Two Variants of the Urban History of Medieval Black Sea Region — Belgorod and Oleshye Cover Image

Два варианта городской истории средневекового Причерноморья — Белгород и Олешье
Two Variants of the Urban History of Medieval Black Sea Region — Belgorod and Oleshye

Author(s): Nicolaj D. Russev
Subject(s): History, Archaeology, Political history, Middle Ages, 6th to 12th Centuries, 13th to 14th Centuries
Published by: Издательский дом Stratum, Университет «Высшая антропологическая школа»
Keywords: domination of the Golden Horde; Byzantium; Moldova; Belgorod; Oleshye; Bulgarians; Genoese; international sea trade; Ottoman expansion
Summary/Abstract: Relying on written sources, the author considers the fate of two towns from the Black Sea region — Belgorod and Oleshye. In the “pre-Mongolian“ period, the two towns did not display any close relationship, because by the end of the 10th century, the town located in the mouth of the Dniester River and historically connected with the right bank of the Danube had already completed a whole stage in its history, while the town near the Dnieper, which played an important role in relations between Medieval Russia and Byzantine Crimea appeared only in the 11th century.By the end of the 13th century, under the rule of Mongolian governor Nohay, Belgorod saw a revival of Byzantine traditions and became an important obstacle on the way of the Italians spreading into this region. At the same time, Oleshye (Illiche) was in declining state. Only in the second half of the 14th century, the settlement attracted the Genoeses as a port in which it was possible to buy considerable amounts of food.In the last quarter of the 14th century, Moldova forced the Golden Horde out of the Dniester basin. In Belgorod (Asprocastro), the Greeks took leading positions. In the conditions of instability of 1432—1457, the autonomy of the city increased so much that the local community started running independent business with Italians and even Ottomans.The expansion of the Great Duchy of Lithuania towards the Lower Dnieper region broke the former tenor of life and led Illiche to decline. Only in 1440—1450 the life here became more active as the Mongols and Genoeses re-established their partner relations.The collision between Caffa and Belgorod, with the castle of Illiche just in the center of it, provoked irreparable damage to the urban life in the Lower Dnieper region. In the conditions of Ottoman rule established in the region in 1475—1484, Illiche never revived, and Belgorod (Akkerman) got an entirely new appearance.

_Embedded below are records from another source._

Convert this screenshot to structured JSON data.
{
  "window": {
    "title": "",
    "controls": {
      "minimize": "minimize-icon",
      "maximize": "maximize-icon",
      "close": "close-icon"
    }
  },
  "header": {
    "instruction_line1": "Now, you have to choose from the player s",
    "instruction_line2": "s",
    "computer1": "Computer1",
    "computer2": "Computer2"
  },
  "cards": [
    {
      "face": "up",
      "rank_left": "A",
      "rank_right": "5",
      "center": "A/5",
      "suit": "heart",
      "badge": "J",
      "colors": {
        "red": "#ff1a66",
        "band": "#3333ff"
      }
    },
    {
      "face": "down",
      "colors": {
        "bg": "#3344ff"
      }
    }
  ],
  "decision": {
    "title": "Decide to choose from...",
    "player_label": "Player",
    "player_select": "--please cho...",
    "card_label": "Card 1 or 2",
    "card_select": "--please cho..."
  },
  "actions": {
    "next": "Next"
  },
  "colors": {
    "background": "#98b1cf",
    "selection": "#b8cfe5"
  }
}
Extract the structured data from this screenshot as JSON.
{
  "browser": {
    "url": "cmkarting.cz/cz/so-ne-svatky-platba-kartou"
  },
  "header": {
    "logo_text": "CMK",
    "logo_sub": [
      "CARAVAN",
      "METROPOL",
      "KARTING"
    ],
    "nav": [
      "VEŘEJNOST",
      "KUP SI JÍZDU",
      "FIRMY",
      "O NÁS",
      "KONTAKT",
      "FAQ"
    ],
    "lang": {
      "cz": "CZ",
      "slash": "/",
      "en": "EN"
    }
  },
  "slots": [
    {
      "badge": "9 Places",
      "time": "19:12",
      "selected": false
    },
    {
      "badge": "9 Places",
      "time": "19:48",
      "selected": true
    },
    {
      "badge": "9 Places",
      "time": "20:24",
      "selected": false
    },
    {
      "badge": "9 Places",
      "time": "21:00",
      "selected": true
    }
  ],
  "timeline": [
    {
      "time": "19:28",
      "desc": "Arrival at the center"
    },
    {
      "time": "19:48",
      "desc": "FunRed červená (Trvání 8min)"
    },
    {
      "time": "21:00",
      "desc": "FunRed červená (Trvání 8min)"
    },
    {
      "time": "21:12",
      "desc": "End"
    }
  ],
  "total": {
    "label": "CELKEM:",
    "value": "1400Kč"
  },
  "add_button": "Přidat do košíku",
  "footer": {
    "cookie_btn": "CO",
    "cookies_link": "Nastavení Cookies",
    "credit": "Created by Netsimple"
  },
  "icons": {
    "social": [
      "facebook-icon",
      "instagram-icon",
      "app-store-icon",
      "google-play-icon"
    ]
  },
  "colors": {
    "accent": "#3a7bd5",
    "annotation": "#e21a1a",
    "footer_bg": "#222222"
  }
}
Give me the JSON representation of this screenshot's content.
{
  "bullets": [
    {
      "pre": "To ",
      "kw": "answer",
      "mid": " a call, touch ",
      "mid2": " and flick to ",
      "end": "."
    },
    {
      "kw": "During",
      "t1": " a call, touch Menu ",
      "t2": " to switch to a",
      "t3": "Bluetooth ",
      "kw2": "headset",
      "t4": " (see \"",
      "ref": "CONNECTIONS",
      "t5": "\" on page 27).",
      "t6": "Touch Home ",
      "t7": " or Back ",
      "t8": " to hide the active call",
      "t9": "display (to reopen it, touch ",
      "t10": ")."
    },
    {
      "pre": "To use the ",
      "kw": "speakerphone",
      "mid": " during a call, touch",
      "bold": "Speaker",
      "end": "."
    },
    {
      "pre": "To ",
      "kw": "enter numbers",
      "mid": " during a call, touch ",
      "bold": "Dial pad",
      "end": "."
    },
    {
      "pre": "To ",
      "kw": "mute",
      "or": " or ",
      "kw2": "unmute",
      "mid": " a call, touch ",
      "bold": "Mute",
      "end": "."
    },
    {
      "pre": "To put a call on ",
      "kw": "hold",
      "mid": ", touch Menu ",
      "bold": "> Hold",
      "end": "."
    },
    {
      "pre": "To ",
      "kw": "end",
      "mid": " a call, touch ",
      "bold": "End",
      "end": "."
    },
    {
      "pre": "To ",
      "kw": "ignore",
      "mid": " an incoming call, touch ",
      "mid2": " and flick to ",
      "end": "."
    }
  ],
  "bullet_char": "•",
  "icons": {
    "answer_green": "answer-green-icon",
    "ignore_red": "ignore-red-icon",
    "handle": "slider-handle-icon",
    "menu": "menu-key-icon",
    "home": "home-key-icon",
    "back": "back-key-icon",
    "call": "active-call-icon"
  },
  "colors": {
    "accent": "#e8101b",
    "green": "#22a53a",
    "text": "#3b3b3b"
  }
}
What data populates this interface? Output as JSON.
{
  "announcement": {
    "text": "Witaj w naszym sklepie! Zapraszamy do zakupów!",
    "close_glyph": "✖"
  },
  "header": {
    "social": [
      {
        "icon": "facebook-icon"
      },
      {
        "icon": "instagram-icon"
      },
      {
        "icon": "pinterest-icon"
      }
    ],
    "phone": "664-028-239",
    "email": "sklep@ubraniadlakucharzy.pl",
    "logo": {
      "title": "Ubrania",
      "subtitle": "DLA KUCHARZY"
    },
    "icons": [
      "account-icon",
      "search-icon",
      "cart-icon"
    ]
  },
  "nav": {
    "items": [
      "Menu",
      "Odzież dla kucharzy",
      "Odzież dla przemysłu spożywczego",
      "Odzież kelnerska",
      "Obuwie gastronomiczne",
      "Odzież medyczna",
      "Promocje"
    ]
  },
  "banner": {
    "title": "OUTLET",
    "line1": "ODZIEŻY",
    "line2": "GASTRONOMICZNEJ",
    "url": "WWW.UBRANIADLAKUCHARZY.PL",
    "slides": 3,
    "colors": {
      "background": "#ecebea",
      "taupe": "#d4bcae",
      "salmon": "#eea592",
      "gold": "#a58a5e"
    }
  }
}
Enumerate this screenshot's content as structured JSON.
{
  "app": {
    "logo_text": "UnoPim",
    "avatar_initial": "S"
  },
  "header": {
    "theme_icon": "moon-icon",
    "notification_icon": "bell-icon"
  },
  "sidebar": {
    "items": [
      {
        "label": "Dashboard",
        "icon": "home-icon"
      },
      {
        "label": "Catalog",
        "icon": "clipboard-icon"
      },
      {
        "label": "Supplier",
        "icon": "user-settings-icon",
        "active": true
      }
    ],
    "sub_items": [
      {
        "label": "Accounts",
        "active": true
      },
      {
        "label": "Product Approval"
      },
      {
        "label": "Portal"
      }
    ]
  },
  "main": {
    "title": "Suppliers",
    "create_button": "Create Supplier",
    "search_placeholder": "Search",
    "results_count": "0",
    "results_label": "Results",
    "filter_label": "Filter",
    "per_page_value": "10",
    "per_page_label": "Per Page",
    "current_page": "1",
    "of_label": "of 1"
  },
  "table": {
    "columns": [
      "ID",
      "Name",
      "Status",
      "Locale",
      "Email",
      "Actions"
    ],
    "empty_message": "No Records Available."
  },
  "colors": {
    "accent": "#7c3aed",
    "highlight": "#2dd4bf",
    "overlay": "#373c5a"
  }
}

  • Page Range: 19-38
  • Page Count: 20
  • Publication Year: 2015
  • Language: Russian